Büyükelçi Faruk Kaymakçı:Mülteciler konusunda Türkiye üstünde düşen yükümlülüğü yerine getirdi (english)
Faruk Kaymakcı:Turkey to Europe: We did our part, now you do yours
Ankara pulled Europe out of the migration crisis. But the bloc hasn’t upheld its end of the bargain.
The humanitarian catastrophe that engulfed Europe in the summer of 2015, when hundreds of thousands fled war in Syria and conflicts in the Middle East and Northern Africa is now under control — in large part thanks to Turkey’s solidarity.
The European Union and Turkey both still face considerable pressure. The Syrian conflict alone displaced nearly 5 million people. In Europe, the crisis overwhelmed its southernmost countries and threatened one of its key principles: the freedom of movement.
Media reports have covered the hardships of Syrians who sought refuge in neighboring countries including Turkey — and rightly so. But the sheer scale of the burden Turkey is shouldering on Europe’s southern flank must not go unnoticed either.
Turkey has kept its borders open to people fleeing bloodshed and turmoil. It has accepted 3.2 million Syrians and 300,000 Iraqis and Afghans, with no discrimination based on their religion, sect, gender or ethnicity, making it one of the largest refugee-hosting countries in the world.
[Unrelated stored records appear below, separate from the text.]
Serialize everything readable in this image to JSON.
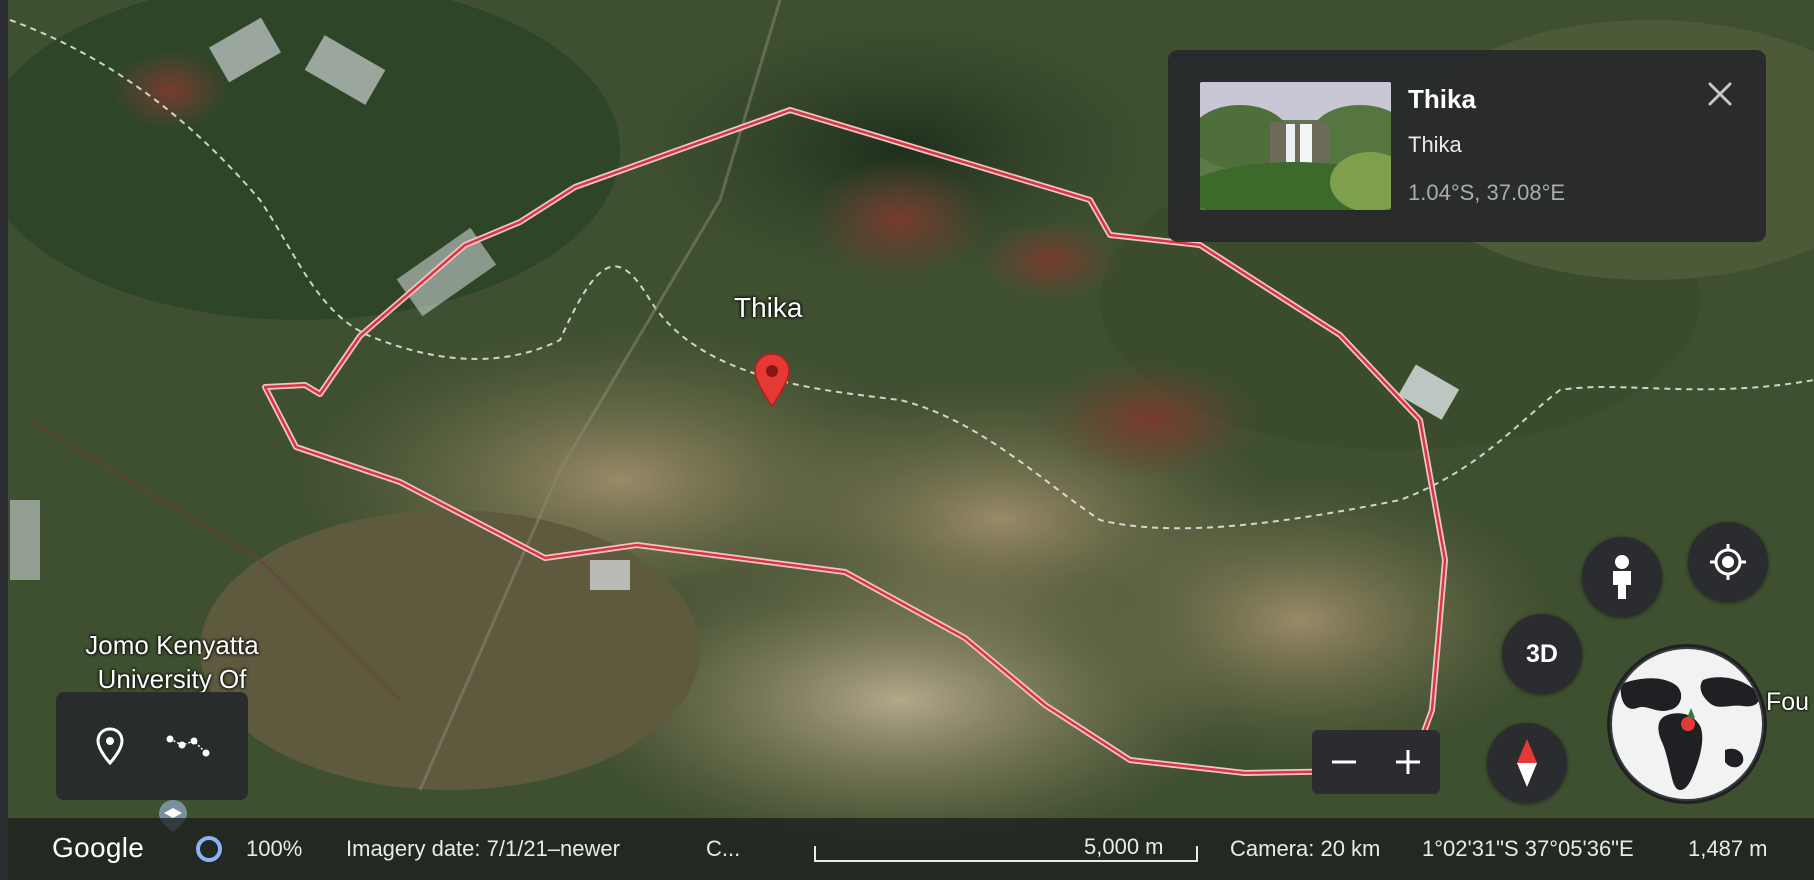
{
  "map": {
    "place_label": "Thika",
    "poi_label_line1": "Jomo Kenyatta",
    "poi_label_line2": "University Of",
    "globe_label": "Fou"
  },
  "info_card": {
    "title": "Thika",
    "subtitle": "Thika",
    "coordinates": "1.04°S, 37.08°E"
  },
  "controls": {
    "btn_3d_label": "3D",
    "zoom_out_icon": "minus-icon",
    "zoom_in_icon": "plus-icon",
    "pegman_icon": "person-icon",
    "locate_icon": "my-location-icon",
    "compass_icon": "compass-icon",
    "tools": [
      "place-pin-icon",
      "draw-path-icon"
    ]
  },
  "status_bar": {
    "logo": "Google",
    "progress_percent": "100%",
    "imagery_date": "Imagery date: 7/1/21–newer",
    "credits": "C...",
    "scale": "5,000 m",
    "camera": "Camera: 20 km",
    "cursor_coords": "1°02'31\"S 37°05'36\"E",
    "elevation": "1,487 m"
  },
  "colors": {
    "boundary": "#e53a4a",
    "panel": "#28292c",
    "pin": "#e53935"
  }
}
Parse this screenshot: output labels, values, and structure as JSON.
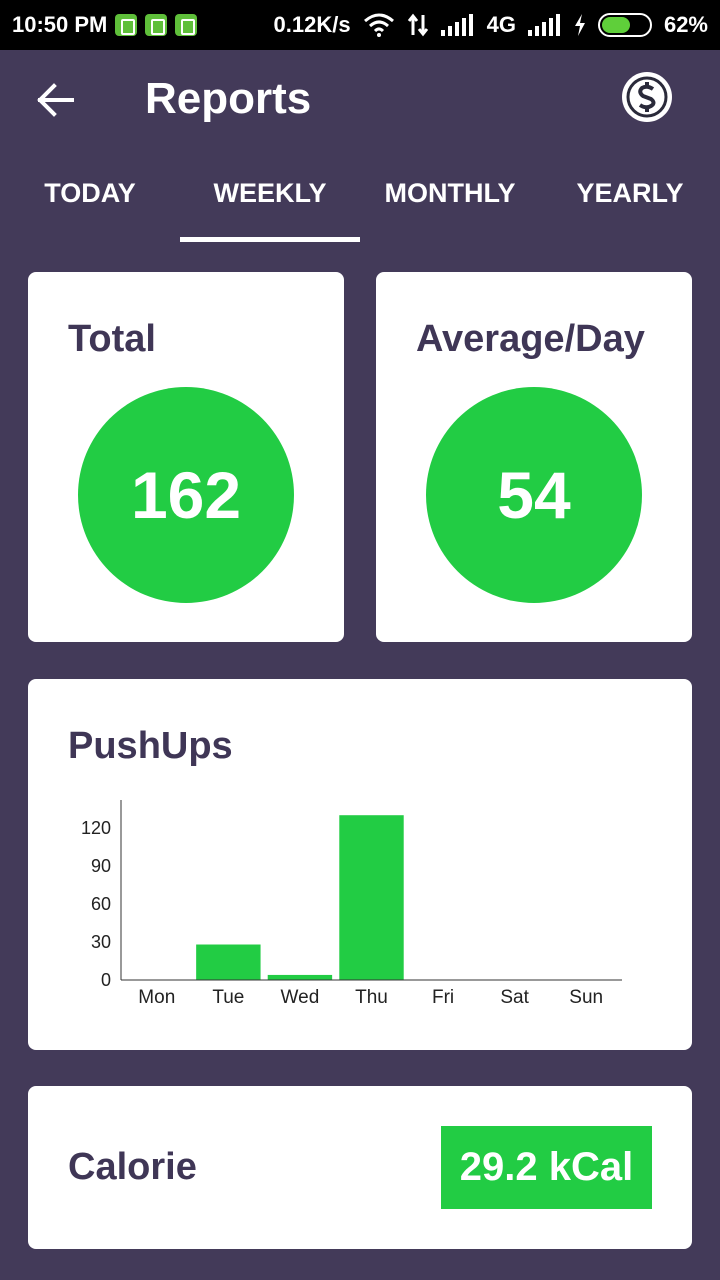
{
  "status_bar": {
    "time": "10:50 PM",
    "net_speed": "0.12K/s",
    "network": "4G",
    "battery": "62%"
  },
  "app_bar": {
    "title": "Reports",
    "back_icon": "arrow-left-icon",
    "coin_icon": "dollar-coin-icon"
  },
  "tabs": [
    {
      "label": "TODAY"
    },
    {
      "label": "WEEKLY",
      "active": true
    },
    {
      "label": "MONTHLY"
    },
    {
      "label": "YEARLY"
    }
  ],
  "total_card": {
    "title": "Total",
    "value": "162"
  },
  "average_card": {
    "title": "Average/Day",
    "value": "54"
  },
  "chart_card": {
    "title": "PushUps"
  },
  "calorie_card": {
    "label": "Calorie",
    "value": "29.2 kCal"
  },
  "colors": {
    "accent": "#22CC44",
    "background": "#433A59",
    "text_dark": "#3F3656"
  },
  "chart_data": {
    "type": "bar",
    "title": "PushUps",
    "categories": [
      "Mon",
      "Tue",
      "Wed",
      "Thu",
      "Fri",
      "Sat",
      "Sun"
    ],
    "values": [
      0,
      28,
      4,
      130,
      0,
      0,
      0
    ],
    "yticks": [
      0,
      30,
      60,
      90,
      120
    ],
    "ylim": [
      0,
      142
    ],
    "grid": false
  }
}
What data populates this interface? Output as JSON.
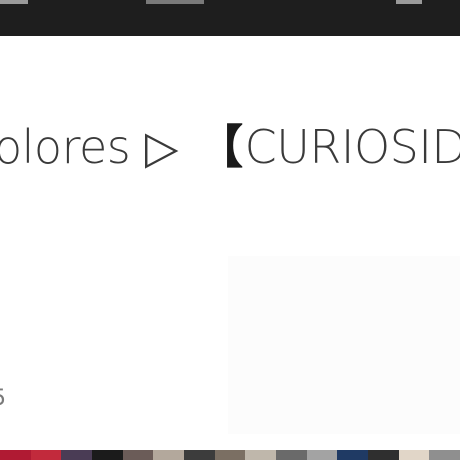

Turkey has so far spent approximately $30 billion — 3.5 percent of its GDP — to support refugees living inside its borders and help them to integrate socially and economically. Most of the 3.5 million people under temporary protection in Turkey live outside its temporary protection centers and live peacefully alongside the Turkish population.